Have you ever seen a guy who obviously doesn’t look like Japanese wearing a T-shirt with a weird Japanese phrase printed on? “牛肉成る刀月(Beef becomes sword moon)” or “女人ネオン骨鉄(Woman neon bone iron)”, etc… Unfortunately, the same phenomenon is taking place in our society.  Japanese cities are filled with those strange gaikokugo or foreign languages. Imagine the puzzlement that a French tourist might have when she sees the logo that goes “Comme ça du mode” (like that of fashion) . Sometimes, some of them make sense in a peculiar way, though. I once saw an English phrase on someone’s T-shirt which read “No life, no surfin”. Although I could guess that the designer intended to say “No surfin’, no life” because there was a cartoon of a happy-looking, muscular guy on a surfin board above the words, I was so impressed by the phrase that it became one of my mottoes that I keep on my desk. “No life, no surfin”. That’s very true. Nothing is truer than this.
Now, putting the nonsense aside, we are exposed to weird English wherever (in Japan) we go; which means we need to protect ourselves from those unproductive craziness. One of the ways to do so is to get yourself exposed to correct English. If you feel the necessity of learning English, you need to access good English daily. Having conversations with your British (Australian, American, Canadian etc…) friends is one way. Reading an English newspaper is another. Many of my colleagues recommend their students to read an English newspaper every day because those articles that you find in a paper are (1) grammatically correct, (2) well organized and (3) easy to understand since they are targeted to general readers.
Remember the process that we acquired our own language. We began to talk naturally, but how did we start writing? How did we learn to organize our ideas? Yes, though reading. By reading enormous amount of texts, be they newspaper articles, novels, advertisements or business reports, we have learned how to compose sentences and let other people make sense of them. If your goal is to enhance your English speaking ability, it would be a good idea to read an English newspaper every day. You may want to subscribe to one since that provides you an environment in which you need to read at least one article a day. You wouldn’t want to waste money by leaving those papers unread.
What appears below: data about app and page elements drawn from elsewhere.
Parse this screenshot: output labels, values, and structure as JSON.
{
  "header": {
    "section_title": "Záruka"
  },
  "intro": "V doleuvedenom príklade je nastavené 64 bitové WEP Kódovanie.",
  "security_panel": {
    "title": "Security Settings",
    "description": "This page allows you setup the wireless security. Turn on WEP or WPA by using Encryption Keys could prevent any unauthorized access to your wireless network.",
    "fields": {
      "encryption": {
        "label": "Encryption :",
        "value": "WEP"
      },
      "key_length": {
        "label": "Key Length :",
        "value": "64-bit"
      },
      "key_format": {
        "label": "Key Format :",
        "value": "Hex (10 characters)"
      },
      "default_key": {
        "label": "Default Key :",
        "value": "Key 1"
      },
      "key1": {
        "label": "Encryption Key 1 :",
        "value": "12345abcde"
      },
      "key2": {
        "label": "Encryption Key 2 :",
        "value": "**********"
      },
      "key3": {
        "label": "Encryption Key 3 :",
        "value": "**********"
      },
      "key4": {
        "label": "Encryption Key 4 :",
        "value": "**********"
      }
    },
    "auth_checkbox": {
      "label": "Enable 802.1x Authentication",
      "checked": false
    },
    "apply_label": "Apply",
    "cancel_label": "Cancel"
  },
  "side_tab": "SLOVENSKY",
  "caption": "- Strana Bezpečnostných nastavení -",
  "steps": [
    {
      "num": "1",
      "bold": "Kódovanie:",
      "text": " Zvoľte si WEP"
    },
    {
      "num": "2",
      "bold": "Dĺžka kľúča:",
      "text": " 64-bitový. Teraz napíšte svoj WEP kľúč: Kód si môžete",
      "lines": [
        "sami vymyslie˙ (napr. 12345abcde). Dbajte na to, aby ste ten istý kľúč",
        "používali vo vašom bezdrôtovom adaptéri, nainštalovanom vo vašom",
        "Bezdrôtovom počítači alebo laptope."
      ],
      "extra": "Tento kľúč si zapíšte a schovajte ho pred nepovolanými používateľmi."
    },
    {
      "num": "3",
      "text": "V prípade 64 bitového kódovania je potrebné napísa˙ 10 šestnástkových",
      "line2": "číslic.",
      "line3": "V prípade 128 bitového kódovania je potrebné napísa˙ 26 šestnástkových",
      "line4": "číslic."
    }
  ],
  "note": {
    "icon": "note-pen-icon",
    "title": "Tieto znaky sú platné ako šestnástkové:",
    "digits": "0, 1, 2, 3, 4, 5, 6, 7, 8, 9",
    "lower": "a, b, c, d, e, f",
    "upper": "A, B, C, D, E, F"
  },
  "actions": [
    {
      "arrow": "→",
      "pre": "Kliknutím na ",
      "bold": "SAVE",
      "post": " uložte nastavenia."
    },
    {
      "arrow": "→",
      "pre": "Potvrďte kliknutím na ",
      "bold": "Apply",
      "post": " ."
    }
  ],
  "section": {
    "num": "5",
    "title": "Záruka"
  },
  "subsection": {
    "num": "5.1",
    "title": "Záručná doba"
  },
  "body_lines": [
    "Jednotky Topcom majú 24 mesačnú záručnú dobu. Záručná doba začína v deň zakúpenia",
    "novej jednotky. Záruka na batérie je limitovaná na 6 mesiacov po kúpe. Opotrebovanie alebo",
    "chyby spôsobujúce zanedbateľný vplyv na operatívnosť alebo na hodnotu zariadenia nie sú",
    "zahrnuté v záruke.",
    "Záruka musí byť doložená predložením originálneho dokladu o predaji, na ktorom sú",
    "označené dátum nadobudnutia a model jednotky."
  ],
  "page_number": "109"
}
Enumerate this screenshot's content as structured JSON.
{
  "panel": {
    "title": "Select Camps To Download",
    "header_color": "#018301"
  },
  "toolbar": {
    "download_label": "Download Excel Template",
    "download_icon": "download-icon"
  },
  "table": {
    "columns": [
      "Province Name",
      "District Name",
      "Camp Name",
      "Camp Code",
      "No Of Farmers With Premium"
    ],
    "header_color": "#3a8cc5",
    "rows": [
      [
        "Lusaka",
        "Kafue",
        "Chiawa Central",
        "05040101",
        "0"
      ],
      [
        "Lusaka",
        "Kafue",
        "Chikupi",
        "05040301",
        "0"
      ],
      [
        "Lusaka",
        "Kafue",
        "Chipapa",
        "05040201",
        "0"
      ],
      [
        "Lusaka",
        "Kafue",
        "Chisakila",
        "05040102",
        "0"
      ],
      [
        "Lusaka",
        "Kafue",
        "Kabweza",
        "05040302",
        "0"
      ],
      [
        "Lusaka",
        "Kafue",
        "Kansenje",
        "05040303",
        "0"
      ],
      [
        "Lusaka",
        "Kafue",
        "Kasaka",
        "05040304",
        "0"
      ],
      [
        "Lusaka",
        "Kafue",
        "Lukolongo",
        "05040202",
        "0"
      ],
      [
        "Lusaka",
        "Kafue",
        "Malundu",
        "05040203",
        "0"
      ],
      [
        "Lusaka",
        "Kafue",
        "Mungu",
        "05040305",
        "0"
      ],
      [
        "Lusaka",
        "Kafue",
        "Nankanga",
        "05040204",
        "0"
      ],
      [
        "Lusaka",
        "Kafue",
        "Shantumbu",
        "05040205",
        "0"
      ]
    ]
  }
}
Here is a tip to effectively use an English newspaper. Find one brief article. Read one paragraph aloud. Then look up and think about what was written. Then read the same passage again. Repeat this three times and move on to the next paragraph. Continuing this will make a difference in your comprehension and fluency in speech. Remember, practice makes perfect♦



Kio H Okami(aka岡見精夫, はやみかんすい)

神戸市出身。海外生活ナシ、留学経験ナシ、親戚縁者外人ナシで、現在英語コーチ兼国際商業法務取扱行政書士。NPO関西国際ビジネス交流会理事長。全国大学生協連合会外国語コミュニケーション委員会(TOEIC普及委員会)、特定非営利活動法人Feuerstein Learning Center理事等を歴任。イスラエルのInternational Center for Enhancement of Learning Potentialより認知教育理論に基づいた初等教育者の資格取得。日本の通訳案内士国家試験合格。2003年よりわくわく・プラネット英語コーチング教室を主宰。